Information:
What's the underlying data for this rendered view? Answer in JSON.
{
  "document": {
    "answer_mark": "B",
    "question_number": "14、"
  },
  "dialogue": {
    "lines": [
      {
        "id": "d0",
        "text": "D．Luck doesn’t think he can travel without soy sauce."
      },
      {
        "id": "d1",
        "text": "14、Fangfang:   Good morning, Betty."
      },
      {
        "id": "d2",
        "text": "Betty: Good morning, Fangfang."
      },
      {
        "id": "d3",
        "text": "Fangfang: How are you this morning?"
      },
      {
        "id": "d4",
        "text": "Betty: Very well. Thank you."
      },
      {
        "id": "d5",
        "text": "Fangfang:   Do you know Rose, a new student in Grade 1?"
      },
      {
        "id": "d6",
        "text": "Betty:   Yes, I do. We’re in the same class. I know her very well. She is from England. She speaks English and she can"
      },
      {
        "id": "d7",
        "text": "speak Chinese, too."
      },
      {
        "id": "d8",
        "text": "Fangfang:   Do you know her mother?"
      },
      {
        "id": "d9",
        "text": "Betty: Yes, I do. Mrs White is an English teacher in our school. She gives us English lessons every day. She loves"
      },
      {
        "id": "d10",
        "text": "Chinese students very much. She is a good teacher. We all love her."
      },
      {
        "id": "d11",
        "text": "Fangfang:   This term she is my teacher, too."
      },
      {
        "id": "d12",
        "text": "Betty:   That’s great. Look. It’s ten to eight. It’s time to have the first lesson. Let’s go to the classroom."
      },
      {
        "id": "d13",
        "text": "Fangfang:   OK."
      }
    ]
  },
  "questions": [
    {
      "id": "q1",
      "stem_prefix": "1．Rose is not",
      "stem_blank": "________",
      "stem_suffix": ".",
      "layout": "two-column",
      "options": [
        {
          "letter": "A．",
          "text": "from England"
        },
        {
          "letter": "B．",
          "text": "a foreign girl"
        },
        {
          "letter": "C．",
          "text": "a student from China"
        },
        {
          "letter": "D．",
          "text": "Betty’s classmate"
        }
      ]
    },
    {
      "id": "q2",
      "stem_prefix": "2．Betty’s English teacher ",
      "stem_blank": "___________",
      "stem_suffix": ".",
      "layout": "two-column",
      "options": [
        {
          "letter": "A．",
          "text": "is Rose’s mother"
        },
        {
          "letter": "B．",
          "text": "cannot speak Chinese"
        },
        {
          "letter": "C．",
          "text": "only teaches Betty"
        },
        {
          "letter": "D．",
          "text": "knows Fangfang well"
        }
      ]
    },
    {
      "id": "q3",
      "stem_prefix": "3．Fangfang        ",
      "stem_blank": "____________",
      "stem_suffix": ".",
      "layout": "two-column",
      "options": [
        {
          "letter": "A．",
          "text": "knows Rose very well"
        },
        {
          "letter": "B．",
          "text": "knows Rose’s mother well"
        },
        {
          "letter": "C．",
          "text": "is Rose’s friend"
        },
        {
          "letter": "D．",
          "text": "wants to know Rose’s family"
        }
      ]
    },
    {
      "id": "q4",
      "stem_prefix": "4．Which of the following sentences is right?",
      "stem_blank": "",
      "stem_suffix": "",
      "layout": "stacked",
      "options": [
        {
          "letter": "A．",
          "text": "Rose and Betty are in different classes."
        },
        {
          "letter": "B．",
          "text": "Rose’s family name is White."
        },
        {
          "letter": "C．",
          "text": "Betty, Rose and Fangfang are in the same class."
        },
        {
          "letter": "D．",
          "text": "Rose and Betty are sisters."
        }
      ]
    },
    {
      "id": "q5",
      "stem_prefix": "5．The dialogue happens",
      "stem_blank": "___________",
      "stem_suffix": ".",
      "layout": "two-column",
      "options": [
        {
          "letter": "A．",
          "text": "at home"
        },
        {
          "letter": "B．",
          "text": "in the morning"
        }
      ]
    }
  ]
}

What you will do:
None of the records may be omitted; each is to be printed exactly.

Reply to the exercise:
What's the underlying data for this rendered view? Answer in JSON.
{
  "document": {
    "answer_mark": "B",
    "question_number": "14、"
  },
  "dialogue": {
    "lines": [
      {
        "id": "d0",
        "text": "D．Luck doesn’t think he can travel without soy sauce."
      },
      {
        "id": "d1",
        "text": "14、Fangfang:   Good morning, Betty."
      },
      {
        "id": "d2",
        "text": "Betty: Good morning, Fangfang."
      },
      {
        "id": "d3",
        "text": "Fangfang: How are you this morning?"
      },
      {
        "id": "d4",
        "text": "Betty: Very well. Thank you."
      },
      {
        "id": "d5",
        "text": "Fangfang:   Do you know Rose, a new student in Grade 1?"
      },
      {
        "id": "d6",
        "text": "Betty:   Yes, I do. We’re in the same class. I know her very well. She is from England. She speaks English and she can"
      },
      {
        "id": "d7",
        "text": "speak Chinese, too."
      },
      {
        "id": "d8",
        "text": "Fangfang:   Do you know her mother?"
      },
      {
        "id": "d9",
        "text": "Betty: Yes, I do. Mrs White is an English teacher in our school. She gives us English lessons every day. She loves"
      },
      {
        "id": "d10",
        "text": "Chinese students very much. She is a good teacher. We all love her."
      },
      {
        "id": "d11",
        "text": "Fangfang:   This term she is my teacher, too."
      },
      {
        "id": "d12",
        "text": "Betty:   That’s great. Look. It’s ten to eight. It’s time to have the first lesson. Let’s go to the classroom."
      },
      {
        "id": "d13",
        "text": "Fangfang:   OK."
      }
    ]
  },
  "questions": [
    {
      "id": "q1",
      "stem_prefix": "1．Rose is not",
      "stem_blank": "________",
      "stem_suffix": ".",
      "layout": "two-column",
      "options": [
        {
          "letter": "A．",
          "text": "from England"
        },
        {
          "letter": "B．",
          "text": "a foreign girl"
        },
        {
          "letter": "C．",
          "text": "a student from China"
        },
        {
          "letter": "D．",
          "text": "Betty’s classmate"
        }
      ]
    },
    {
      "id": "q2",
      "stem_prefix": "2．Betty’s English teacher ",
      "stem_blank": "___________",
      "stem_suffix": ".",
      "layout": "two-column",
      "options": [
        {
          "letter": "A．",
          "text": "is Rose’s mother"
        },
        {
          "letter": "B．",
          "text": "cannot speak Chinese"
        },
        {
          "letter": "C．",
          "text": "only teaches Betty"
        },
        {
          "letter": "D．",
          "text": "knows Fangfang well"
        }
      ]
    },
    {
      "id": "q3",
      "stem_prefix": "3．Fangfang        ",
      "stem_blank": "____________",
      "stem_suffix": ".",
      "layout": "two-column",
      "options": [
        {
          "letter": "A．",
          "text": "knows Rose very well"
        },
        {
          "letter": "B．",
          "text": "knows Rose’s mother well"
        },
        {
          "letter": "C．",
          "text": "is Rose’s friend"
        },
        {
          "letter": "D．",
          "text": "wants to know Rose’s family"
        }
      ]
    },
    {
      "id": "q4",
      "stem_prefix": "4．Which of the following sentences is right?",
      "stem_blank": "",
      "stem_suffix": "",
      "layout": "stacked",
      "options": [
        {
          "letter": "A．",
          "text": "Rose and Betty are in different classes."
        },
        {
          "letter": "B．",
          "text": "Rose’s family name is White."
        },
        {
          "letter": "C．",
          "text": "Betty, Rose and Fangfang are in the same class."
        },
        {
          "letter": "D．",
          "text": "Rose and Betty are sisters."
        }
      ]
    },
    {
      "id": "q5",
      "stem_prefix": "5．The dialogue happens",
      "stem_blank": "___________",
      "stem_suffix": ".",
      "layout": "two-column",
      "options": [
        {
          "letter": "A．",
          "text": "at home"
        },
        {
          "letter": "B．",
          "text": "in the morning"
        }
      ]
    }
  ]
}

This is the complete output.